Clinical treatment in hospital
Upheld in whole or in part
Non-public interest report issued: complaint upheld
Betsi Cadwaladr University Health Board
Mrs X’s complaint relates to the care and treatment that her late husband, Mr X, received from Betsi Cadwaladr University Health Board during his admissions to Glan Clwyd Hospital (“the First Hospital”) and Llandudno Hospital (“the Second Hospital”) in early 2020. Specifically, she complained that the Health Board did not properly monitor her husband after he had been given morphine in the Emergency Department, that it failed to identify or treat her husband’s ongoing constipation, and that it failed to carry out a barium swallow and video fluoroscopy in a timely manner. Mrs X was also concerned that failings in her husband’s care and treatment, including a failure to recognise his deteriorating condition in general, potentially caused, or contributed to, his later bleed within the brain.

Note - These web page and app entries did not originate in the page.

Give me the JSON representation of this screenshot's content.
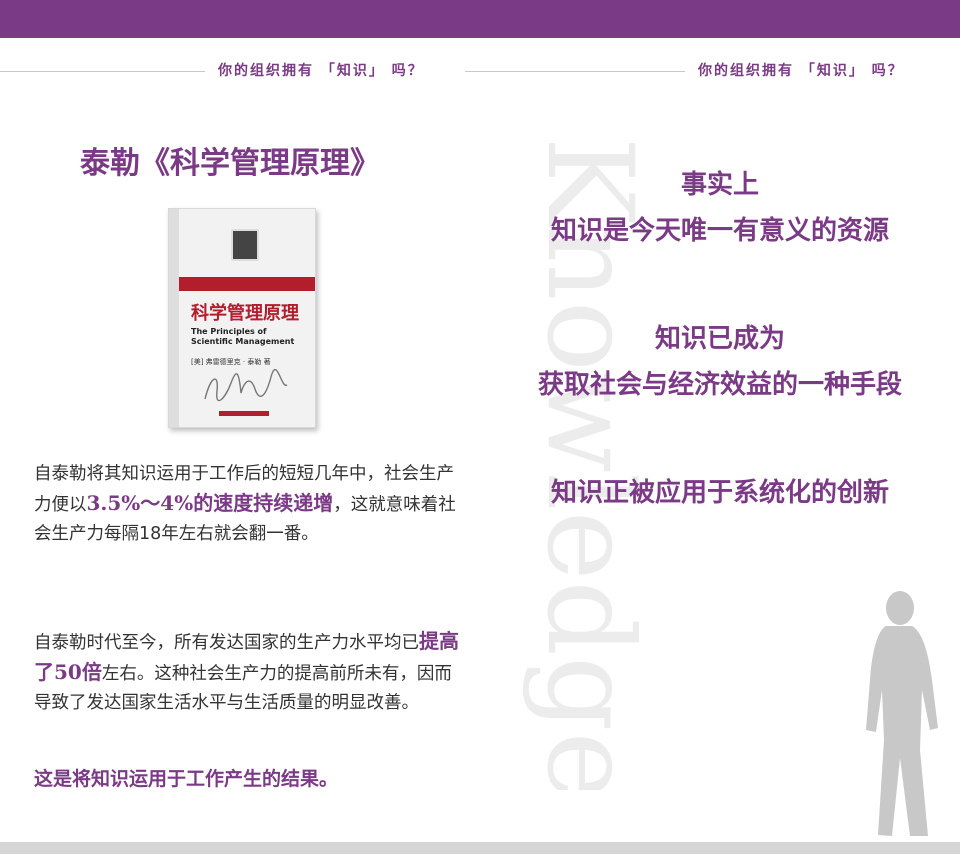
{
  "header": {
    "left_caption": "你的组织拥有 「知识」 吗？",
    "right_caption": "你的组织拥有 「知识」 吗？"
  },
  "watermark": {
    "text": "Knowledge"
  },
  "left": {
    "title": "泰勒《科学管理原理》",
    "book_cover": {
      "title_cn": "科学管理原理",
      "title_en": "The Principles of Scientific Management",
      "author": "[美] 弗雷德里克 · 泰勒 著"
    },
    "para1": {
      "pre": "自泰勒将其知识运用于工作后的短短几年中，社会生产力便以",
      "highlight": "3.5%～4%的速度持续递增",
      "post": "，这就意味着社会生产力每隔18年左右就会翻一番。"
    },
    "para2": {
      "pre": "自泰勒时代至今，所有发达国家的生产力水平均已",
      "highlight": "提高了50倍",
      "post": "左右。这种社会生产力的提高前所未有，因而导致了发达国家生活水平与生活质量的明显改善。"
    },
    "conclusion": "这是将知识运用于工作产生的结果。"
  },
  "right": {
    "line1": "事实上",
    "line2": "知识是今天唯一有意义的资源",
    "line3": "知识已成为",
    "line4": "获取社会与经济效益的一种手段",
    "line5": "知识正被应用于系统化的创新"
  },
  "colors": {
    "accent": "#7b3a86",
    "bar": "#7b3a86",
    "text": "#333333"
  }
}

The Ombudsman concluded that it had been appropriate to give Mr X morphine and that the short, unresponsive, episode that he experienced soon after (which itself could not have been predicted and was seemingly unavoidable) was quickly identified with the appropriate action subsequently taken to treat it. He also concluded that, given the barium swallow and video fluoroscopy would not have been likely to have made any significant difference to the management of Mr X’s longstanding swallowing problems, the length of time between Mr X being assessed on 2 February and the tests being scheduled to take place on 10 February was not unreasonable. Lastly, the investigation found that Mr X’s past medical history of arterial disease was a predisposing factor in the bleed that he sadly experienced. The care and treatment that Mr X had received during his admissions did not contribute to, or in any way cause, the bleed. As a result, the Ombudsman did not uphold these complaints. However, the Ombudsman also found that there was no evidence within the records of any evaluation of whether the laxative that had been prescribed to Mr X during his first admission was effective. Mrs X had also said that her husband had to perform a manual evacuation of his bowels after he was discharged from the Second Hospital. In light of these factors, the Ombudsman concluded that Mr X’s ongoing constipation was not properly identified and treated prior to his discharge home, and upheld the complaint.
The Ombudsman recommended that, within 1 month, the Health Board apologises to Mrs X and reminds all relevant staff of the importance of evaluating and documenting the effectiveness of prescribed medications (such as short term laxatives) during inpatient admissions. The Health Board agreed to implement the recommendations.